Sharp Objects is a dysfunctional, sickening thriller that engulfs you in its first sentence. I’ll definitely be picking up Flynn’s novels Gone Girl and Dark Places in the near future, and you should be reading Sharp Objects.

Review: A Happy Death by Albert Camus

At Claire McKinneyPR, we love books. Many of our daily conversations revolve around not just the books we work with, but those we read on our own time. So we decided to  post reviews, not just of books that are new, but classics and anything we happened to pick up at a local bookstore or library, and fell in love with.  Enjoy!


Camus Book Cover

“And Mersault, in silence, felt in himself  extreme and violent powers to love, to marvel at this life with its countenance of sunlight and tears, this life in its salt and hot stone-it seemed that by caressing this life, all his powers of love and despair would unite. That was his poverty, that was his sole wealth. As if by writing zero, he was starting over but with a consciousness of his powers and a lucid intoxication which urged him on in the face of his fate.”

-A Happy Death, Pg. 83

Senior year of high school my English honors class was required to read The Stranger by Albert Camus. The class was an hour and twenty minutes long and I devoured the book in less than an hour. No one appeared to have finished reading, and we had the entire eighty minutes for the next class to read the book as well, so I started reading it from the beginning. In two days I read The Stranger three times and loved every moment of it, from the character’s bored relationship with his girlfriend, to his indifferent shooting and slaying of a man, to his listless time spent in jail until his own execution.

A Happy Death by Albert Camus has very similar aspects to The Stranger-in fact, the book jacket quotes Time praising the book as its “preamble.” And a preamble it is: the protagonist, Mersault (who has the same name as the main character in The Stranger) murders an older, invalid man named Zagreus, whom Mersault was slowly befriending, and flees the scene. Mersault, like in The Stranger, has a girlfriend he has no real connection with and keeps around just because he’s bored. A Happy Death unfolds the weeks before and after the cold-blooded murder, not unlike Camus’ more famous piece.

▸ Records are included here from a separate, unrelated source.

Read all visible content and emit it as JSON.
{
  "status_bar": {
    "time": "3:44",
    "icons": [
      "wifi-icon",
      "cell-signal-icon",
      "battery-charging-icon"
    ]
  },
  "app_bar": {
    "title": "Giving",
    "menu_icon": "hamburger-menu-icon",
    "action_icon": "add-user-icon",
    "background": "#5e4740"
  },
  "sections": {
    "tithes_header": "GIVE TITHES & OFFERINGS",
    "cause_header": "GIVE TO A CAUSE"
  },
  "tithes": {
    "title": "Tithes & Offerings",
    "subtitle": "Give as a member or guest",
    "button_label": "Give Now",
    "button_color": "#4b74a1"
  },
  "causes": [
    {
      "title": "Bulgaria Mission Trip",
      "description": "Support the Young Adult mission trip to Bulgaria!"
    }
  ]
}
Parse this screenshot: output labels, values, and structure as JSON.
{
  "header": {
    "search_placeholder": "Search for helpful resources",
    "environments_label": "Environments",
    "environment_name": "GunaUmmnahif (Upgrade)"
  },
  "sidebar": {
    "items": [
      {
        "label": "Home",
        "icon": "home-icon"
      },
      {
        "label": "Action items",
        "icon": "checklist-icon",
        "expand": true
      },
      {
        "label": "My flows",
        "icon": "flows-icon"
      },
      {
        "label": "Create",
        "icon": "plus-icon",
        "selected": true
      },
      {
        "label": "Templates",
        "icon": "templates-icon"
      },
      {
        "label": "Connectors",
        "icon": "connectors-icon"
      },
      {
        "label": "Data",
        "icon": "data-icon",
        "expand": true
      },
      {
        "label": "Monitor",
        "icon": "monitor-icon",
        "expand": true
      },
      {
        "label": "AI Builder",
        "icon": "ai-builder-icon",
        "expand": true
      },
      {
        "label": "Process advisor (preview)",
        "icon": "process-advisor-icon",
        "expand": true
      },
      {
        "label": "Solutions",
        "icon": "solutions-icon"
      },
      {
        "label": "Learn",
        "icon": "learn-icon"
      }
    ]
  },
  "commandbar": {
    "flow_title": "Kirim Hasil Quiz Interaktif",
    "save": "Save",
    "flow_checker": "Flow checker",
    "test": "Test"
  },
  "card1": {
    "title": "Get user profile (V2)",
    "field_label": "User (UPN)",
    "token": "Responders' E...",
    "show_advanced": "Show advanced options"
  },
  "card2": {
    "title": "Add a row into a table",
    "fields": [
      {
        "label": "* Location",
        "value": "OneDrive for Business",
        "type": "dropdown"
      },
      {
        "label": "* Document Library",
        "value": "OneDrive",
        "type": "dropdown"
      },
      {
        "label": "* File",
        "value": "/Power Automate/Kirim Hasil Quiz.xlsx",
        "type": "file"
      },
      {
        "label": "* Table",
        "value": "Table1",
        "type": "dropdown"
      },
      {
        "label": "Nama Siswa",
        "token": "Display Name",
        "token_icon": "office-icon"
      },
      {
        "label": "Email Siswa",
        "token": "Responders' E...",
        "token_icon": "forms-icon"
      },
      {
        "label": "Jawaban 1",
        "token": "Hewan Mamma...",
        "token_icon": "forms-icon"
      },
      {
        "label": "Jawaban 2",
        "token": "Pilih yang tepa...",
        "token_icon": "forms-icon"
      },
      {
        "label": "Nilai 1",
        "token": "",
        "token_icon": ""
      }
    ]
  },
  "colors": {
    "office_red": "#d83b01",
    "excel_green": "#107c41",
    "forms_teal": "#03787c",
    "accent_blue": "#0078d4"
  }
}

Zagreus was introduced to Mersault by Mersault’s lover, Marthe. Although Mersault and Marthe appear to the audience to be in a relationship-they go to the movies, visit Zagreus, who is Marthe’s old friend, and spend quite a bit of time with each other-Camus uses Marthe to further depict Mersault’s inability to have an honest, loving connection with anyone. Calling someone his “lover” rather than his partner or girlfriend creates a distance between Marthe and Mersault because Mersault is a superficial character who is only interested in satisfying himself and making himself happy-which he is finding increasingly difficult to do in the pages of A Happy Death.

A Happy Death is a short novel with so much compressed into its pages, but Camus delivers with a simple and beautiful unraveling of the character’s story.  Like most of Camus’ works, A Happy Death is worth reading, possibly more than The Stranger is; in its pages is sadness, despair, loneliness, unhappiness, and existentialism. You’ll find yourself feeling sympathetic towards Mersault because he is obviously so lost and drowning in his own inability to understand happiness in both staying and going. His random surges of love and passion for life are constantly pulled back by his weighted despair of being.

Reading this book reminded me quite a few times of the novel Wittgenstein’s Nephew, another existential book by German author Thomas Bernhard. One point in the novel Bernhard states that “I am only happy when I am sitting in the car, between the place I have just left and the place I am driving to. I am happy only when I am travelling.” This line perfectly fits Mersault’s drive to travel as well, for when he is on the train from Prague he keeps switching his tickets to continue his train ride, never deciding to stop anywhere: “not for a single moment was Mersault bored…He loved these long nights when the train rushed along the gleaming rails, roaring through the village stations (pg. 73)…”

Book rating: 5/5
Similar books: Nausea by Jean Paul Sartre, Wittgenstein’s Nephew by Thomas Bernhard